Salesforce also hosts Dreamforce, a brand-focused event that promotes “four high-energy days of learning, inspiration, equality, and fun,” which will be held in San Francisco this September. While both events are equally infused with Ohana, a word that means “family” and is ubiquitous with the company’s brand, Dreamforce brings together Salesforce’s customers, partners, employees, and key stakeholders while Connections is highly focused on customers and people who use the product every day.
Why does Salesforce spend energy and resources amplifying equality to their customers at an event like Connections?
Here’s what it’s not about. It is not about selling more licenses for their software. Sure, that might be a byproduct, but as I mentioned earlier in this piece, equality is not a PR or thought-leadership campaign for Salesforce.
Equality, for Salesforce, is one of the key ingredients to their ecosystem.
It wasn’t intentional to see a layer of equality dusted over the carpet at Connections. It was already there, and will be there next time. No marketer placed an order for pronoun buttons just for this event. When Lucy Liu was asked to speak, I doubt anyone wavered at asking her to talk about her experiences as a woman in the entertainment industry. It was a no-brainer.
That intentional absence of pointing out “the equality in the room” sets an example for customers and product users for what they expect from their other vendors and products and hopefully, from themselves.
Such a strategy supports Bret Taylor’s statement that “fundamentally, we believe that business is the greatest platform for change in the world.”
Taylor, a chief product officer at Salesforce, speaks from the top. CEO and Chairman Marc Benioff seems out to change the world through his company. As a CEO, if he can break stereotypes and knock out barriers that often seem like they’ll never go away, he can set an example for current and future business owners and workers who will now demand change, especially once they’ve seen it happen elsewhere.
For a company with a projected $10.5 billion in revenue by FY18*, that’s a lot of change.
An intentional focus on equality can create equal pay, attract better talent, create a culture of engaged employees, and increase your bottom line. Those are all topics that you as a reader could naturally draw from this story and would anticipate that I write about.
What I want you to take away from this is how all of those things create a larger change, a social good kind of change, one that makes you think “what if.” Benioff didn’t need his company to be evaluated at $10.5 billion to decide that he had the ability to make meaningful change in his company, in the communities they adopt, and the greater technology ecosystem.
What will it take to create that change in Indianapolis? Will Salesforce set an example for other tech CEO’s to follow? Can we go from laggard to leader in equality?
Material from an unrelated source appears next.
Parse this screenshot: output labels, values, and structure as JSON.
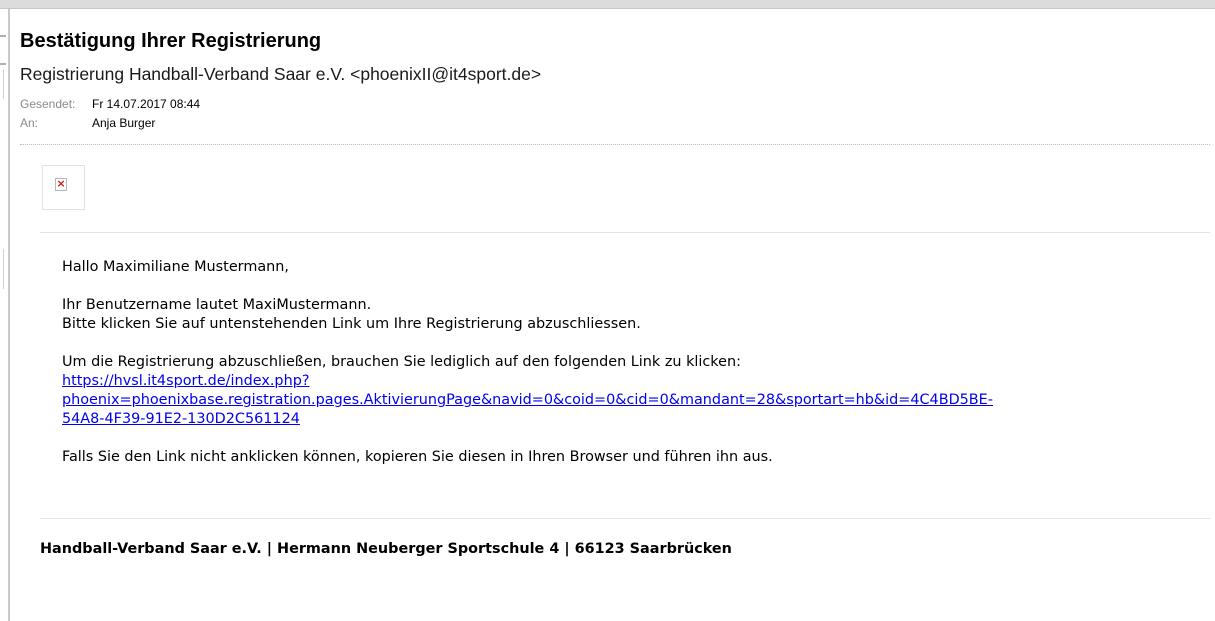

Or will we allow Salesforce to blaze the trail, but choose our own journey?
In a Business Insider article, Benioff is quoted saying “the CEO’s of the future will talk about how companies create more equality.” I hope Indianapolis can say “our CEO’s are well on their way.”
*This was stated during Bret Taylor’s keynote at Salesforce Connections 2018. You can watch the first chapter of the keynote here where the information is referenced at 10:33.